[Entries from a dataset of interfaces]
•••

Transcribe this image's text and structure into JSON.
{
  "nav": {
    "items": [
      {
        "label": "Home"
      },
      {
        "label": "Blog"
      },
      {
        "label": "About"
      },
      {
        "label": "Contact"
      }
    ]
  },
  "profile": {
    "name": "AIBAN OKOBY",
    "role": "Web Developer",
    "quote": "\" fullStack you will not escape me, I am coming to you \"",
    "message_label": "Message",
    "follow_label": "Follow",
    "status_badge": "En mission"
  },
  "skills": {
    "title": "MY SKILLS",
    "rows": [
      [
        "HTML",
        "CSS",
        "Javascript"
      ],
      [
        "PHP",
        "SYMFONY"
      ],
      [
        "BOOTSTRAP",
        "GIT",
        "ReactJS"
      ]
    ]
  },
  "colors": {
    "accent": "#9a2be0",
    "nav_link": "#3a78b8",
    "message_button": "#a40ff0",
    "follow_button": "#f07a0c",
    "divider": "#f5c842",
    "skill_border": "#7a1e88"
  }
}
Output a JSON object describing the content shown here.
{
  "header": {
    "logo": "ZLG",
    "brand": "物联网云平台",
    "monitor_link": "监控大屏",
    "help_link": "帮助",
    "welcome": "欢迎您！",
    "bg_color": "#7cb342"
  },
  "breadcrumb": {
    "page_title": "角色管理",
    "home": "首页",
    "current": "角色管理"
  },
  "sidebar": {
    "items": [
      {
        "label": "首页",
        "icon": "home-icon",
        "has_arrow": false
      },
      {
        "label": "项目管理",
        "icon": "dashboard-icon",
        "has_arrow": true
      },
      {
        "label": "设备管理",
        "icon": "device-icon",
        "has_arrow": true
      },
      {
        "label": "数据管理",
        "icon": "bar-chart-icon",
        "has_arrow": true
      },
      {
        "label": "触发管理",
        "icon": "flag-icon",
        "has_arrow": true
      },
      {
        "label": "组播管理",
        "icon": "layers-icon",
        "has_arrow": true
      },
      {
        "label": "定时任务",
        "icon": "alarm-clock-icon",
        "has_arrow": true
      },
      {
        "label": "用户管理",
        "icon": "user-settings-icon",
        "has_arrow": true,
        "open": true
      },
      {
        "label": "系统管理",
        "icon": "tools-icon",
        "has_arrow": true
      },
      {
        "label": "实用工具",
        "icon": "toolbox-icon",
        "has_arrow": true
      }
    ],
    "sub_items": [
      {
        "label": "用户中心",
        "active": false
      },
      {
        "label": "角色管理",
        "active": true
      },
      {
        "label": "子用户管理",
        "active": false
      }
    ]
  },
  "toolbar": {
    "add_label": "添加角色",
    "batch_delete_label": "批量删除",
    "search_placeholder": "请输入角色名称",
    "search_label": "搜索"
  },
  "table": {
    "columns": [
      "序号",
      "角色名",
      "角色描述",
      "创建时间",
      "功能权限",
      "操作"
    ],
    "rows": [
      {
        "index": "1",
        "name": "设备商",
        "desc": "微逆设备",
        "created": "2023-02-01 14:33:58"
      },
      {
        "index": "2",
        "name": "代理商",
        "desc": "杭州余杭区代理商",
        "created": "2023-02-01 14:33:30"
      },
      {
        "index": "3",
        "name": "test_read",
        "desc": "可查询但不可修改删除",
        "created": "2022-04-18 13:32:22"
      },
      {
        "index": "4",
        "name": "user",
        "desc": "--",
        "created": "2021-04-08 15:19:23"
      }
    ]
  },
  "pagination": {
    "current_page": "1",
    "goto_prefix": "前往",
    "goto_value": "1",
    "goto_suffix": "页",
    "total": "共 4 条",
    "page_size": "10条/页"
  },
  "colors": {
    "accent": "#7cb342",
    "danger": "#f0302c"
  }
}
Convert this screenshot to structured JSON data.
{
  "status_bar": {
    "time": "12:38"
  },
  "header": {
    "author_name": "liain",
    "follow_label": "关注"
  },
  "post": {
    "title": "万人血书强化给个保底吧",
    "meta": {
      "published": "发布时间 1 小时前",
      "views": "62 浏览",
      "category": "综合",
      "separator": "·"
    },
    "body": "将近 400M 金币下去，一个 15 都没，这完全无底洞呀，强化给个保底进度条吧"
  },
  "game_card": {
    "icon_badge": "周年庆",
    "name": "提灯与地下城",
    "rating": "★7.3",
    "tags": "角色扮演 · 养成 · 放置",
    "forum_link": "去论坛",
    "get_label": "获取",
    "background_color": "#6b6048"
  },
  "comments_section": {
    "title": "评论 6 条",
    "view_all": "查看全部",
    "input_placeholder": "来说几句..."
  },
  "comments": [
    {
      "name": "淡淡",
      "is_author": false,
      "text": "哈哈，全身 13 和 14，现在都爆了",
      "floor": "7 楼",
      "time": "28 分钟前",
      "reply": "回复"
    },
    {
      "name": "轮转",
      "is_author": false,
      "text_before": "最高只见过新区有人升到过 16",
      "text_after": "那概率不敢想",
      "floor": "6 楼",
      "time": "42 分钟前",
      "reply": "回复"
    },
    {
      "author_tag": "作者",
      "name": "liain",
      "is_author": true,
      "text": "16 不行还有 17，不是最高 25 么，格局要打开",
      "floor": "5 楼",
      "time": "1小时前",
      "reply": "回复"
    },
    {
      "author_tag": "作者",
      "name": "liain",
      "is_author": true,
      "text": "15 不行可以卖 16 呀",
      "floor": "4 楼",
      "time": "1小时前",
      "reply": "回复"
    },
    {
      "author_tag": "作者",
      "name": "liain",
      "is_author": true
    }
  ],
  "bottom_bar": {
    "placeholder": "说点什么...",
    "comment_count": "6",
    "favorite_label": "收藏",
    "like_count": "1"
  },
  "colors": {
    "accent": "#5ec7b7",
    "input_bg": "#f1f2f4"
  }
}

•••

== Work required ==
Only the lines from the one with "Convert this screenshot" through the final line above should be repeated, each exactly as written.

== Task output ==
Convert this screenshot to structured JSON data.
{
  "status_bar": {
    "time": "12:38"
  },
  "header": {
    "author_name": "liain",
    "follow_label": "关注"
  },
  "post": {
    "title": "万人血书强化给个保底吧",
    "meta": {
      "published": "发布时间 1 小时前",
      "views": "62 浏览",
      "category": "综合",
      "separator": "·"
    },
    "body": "将近 400M 金币下去，一个 15 都没，这完全无底洞呀，强化给个保底进度条吧"
  },
  "game_card": {
    "icon_badge": "周年庆",
    "name": "提灯与地下城",
    "rating": "★7.3",
    "tags": "角色扮演 · 养成 · 放置",
    "forum_link": "去论坛",
    "get_label": "获取",
    "background_color": "#6b6048"
  },
  "comments_section": {
    "title": "评论 6 条",
    "view_all": "查看全部",
    "input_placeholder": "来说几句..."
  },
  "comments": [
    {
      "name": "淡淡",
      "is_author": false,
      "text": "哈哈，全身 13 和 14，现在都爆了",
      "floor": "7 楼",
      "time": "28 分钟前",
      "reply": "回复"
    },
    {
      "name": "轮转",
      "is_author": false,
      "text_before": "最高只见过新区有人升到过 16",
      "text_after": "那概率不敢想",
      "floor": "6 楼",
      "time": "42 分钟前",
      "reply": "回复"
    },
    {
      "author_tag": "作者",
      "name": "liain",
      "is_author": true,
      "text": "16 不行还有 17，不是最高 25 么，格局要打开",
      "floor": "5 楼",
      "time": "1小时前",
      "reply": "回复"
    },
    {
      "author_tag": "作者",
      "name": "liain",
      "is_author": true,
      "text": "15 不行可以卖 16 呀",
      "floor": "4 楼",
      "time": "1小时前",
      "reply": "回复"
    },
    {
      "author_tag": "作者",
      "name": "liain",
      "is_author": true
    }
  ],
  "bottom_bar": {
    "placeholder": "说点什么...",
    "comment_count": "6",
    "favorite_label": "收藏",
    "like_count": "1"
  },
  "colors": {
    "accent": "#5ec7b7",
    "input_bg": "#f1f2f4"
  }
}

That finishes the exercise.